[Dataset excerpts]
*** Begin section ***

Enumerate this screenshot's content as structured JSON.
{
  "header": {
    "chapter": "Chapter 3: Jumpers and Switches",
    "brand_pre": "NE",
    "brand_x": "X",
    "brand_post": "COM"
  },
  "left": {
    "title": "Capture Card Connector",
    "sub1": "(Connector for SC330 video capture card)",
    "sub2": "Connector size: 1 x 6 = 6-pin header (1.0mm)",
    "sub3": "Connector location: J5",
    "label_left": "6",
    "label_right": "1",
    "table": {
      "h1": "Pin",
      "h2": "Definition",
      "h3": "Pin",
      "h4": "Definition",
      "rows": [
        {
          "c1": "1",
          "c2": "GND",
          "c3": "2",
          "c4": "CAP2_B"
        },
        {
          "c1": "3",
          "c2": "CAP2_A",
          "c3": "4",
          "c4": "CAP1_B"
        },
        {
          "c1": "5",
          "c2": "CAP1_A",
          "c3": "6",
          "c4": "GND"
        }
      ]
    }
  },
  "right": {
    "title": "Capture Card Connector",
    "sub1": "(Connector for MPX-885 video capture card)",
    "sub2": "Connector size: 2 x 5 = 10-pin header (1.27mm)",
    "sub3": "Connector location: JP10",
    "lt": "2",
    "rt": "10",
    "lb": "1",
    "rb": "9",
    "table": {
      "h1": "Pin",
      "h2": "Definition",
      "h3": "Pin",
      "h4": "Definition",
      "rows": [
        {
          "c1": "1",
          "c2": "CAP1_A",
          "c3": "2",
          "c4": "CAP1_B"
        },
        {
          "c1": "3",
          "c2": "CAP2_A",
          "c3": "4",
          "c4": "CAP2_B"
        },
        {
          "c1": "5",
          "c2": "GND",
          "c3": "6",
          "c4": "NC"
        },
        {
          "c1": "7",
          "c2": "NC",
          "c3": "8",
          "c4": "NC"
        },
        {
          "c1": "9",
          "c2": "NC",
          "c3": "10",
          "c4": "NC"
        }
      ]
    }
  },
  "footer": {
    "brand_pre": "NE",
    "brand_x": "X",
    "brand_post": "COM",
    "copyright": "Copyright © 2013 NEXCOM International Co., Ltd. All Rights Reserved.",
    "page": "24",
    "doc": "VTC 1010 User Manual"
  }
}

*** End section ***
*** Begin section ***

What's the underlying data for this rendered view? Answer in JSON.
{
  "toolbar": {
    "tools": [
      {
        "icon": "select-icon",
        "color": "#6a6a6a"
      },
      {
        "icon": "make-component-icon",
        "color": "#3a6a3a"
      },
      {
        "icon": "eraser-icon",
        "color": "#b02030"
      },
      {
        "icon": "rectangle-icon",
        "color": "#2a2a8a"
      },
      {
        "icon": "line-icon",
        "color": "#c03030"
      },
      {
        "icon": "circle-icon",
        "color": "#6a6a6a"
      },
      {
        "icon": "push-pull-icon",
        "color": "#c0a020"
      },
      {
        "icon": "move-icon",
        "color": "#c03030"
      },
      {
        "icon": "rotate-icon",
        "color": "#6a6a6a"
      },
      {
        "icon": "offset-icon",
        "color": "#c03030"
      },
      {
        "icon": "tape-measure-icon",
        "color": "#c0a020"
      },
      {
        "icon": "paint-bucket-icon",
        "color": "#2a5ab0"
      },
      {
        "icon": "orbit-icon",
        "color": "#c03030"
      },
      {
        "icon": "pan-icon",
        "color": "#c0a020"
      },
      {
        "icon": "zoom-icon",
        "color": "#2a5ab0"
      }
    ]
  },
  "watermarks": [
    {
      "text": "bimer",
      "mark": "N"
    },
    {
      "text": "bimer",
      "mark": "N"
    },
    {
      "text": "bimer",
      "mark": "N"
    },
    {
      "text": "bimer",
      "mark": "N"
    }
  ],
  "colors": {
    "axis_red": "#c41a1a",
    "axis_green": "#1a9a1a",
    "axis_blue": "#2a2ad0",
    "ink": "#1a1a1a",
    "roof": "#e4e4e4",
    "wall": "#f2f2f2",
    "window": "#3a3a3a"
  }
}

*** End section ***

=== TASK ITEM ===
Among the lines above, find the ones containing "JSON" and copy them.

=== OUTPUT BELOW ===
Enumerate this screenshot's content as structured JSON.
What's the underlying data for this rendered view? Answer in JSON.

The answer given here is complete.